Gurudwara Pukka Sangat- Allahabad
From Agra Guru Tegh Bahadur visited Allahabad (Prayag). Here in addition to daily prayer and meditation, the great Guru devoted himself to boundless charity, and humanitarian acts of piety. A joyful event took ~ace at Allahabad which thrilled the devotees of the Guru. Here the divine mother Mata Gujri conceived the son of God.
This event Guru Gobind Singh has himself described in his work "Apnikatha" (Autobiography) which forms the first book of his great historical epic "The Bachittar Natak"

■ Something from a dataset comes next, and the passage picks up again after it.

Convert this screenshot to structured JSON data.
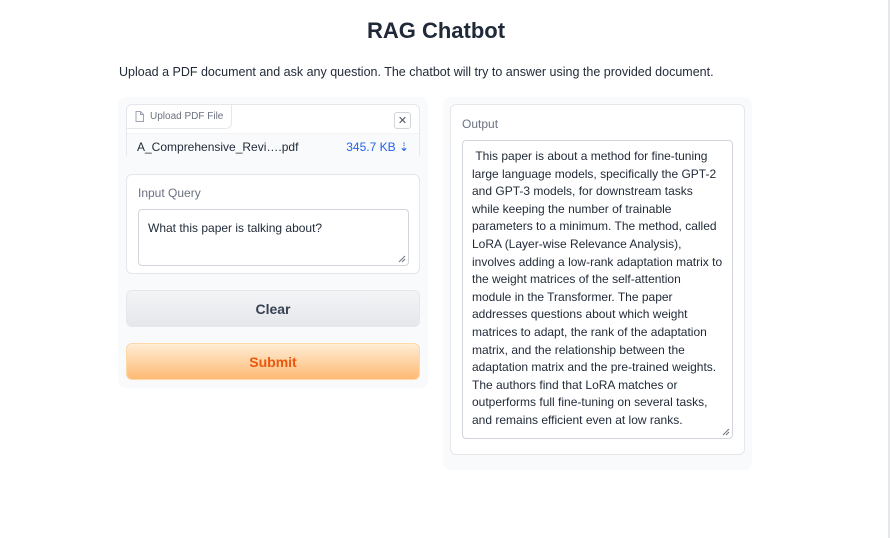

According to the Guru in his previous life he was doing austerities on Spat-S hring near Hemkunt in the Himalayas where he performed such penance that his soul blended with the supreme spirit. Here God Almighty commanded him to take human form in the world. Thus he was born in kaliyug (dark age). Hence both Allahabad and Hemkunt have become holy places of pilgrimage for Sikhs. The place where Guru Tegh Bahadur stayed is known as Gurdwara Pukka Sangat.
human form in the world. Thus he was born in kaliyug (dark age). Hence both Allahabad and Hemkunt have become holy places of pilgrimage for Sikhs. The place where Guru Tegh Bahadur stayed is known as Gurdwara Pukka Sangat.
Gurdwara Tap Asthan (Pakki Sangat) – Allahabad is situated near the confluence of the River Ganga and Yamuna, which is sacred to the Hindus as Triveni Sangam (lit. confluence of three rivers) in the belief that a third invisible river Sarasvati also meets the Ganges here. Guru Nanak Dev visited Allahabad, then called by its old name Prayag. Guru Tegh Bahadur stayed here for some time. Gurudwara Tap Asthan (Pakki Sangat) Sri Guru Tegh Bahadur Ji in Mohalla Aihiyapur marks the site where the Guru stayed in the house of a devotee. Its building reconstructed by Mahant Pritam Singh in 1965 stands about four feet above the street level. The sanctum is a flat-roofed rectangular congregation hall at the far end of a spacious square compound entered through a double-storey gateway. Guru Granth Sahib is seated on a canopied throne of while marble. One of the side rooms adjacent to the congregation hall represents the Guru’s bedroom during his stay here. Two double-storey blocks of rooms, one on either side of the courtyard, provide residential accommodation to staff and visitors.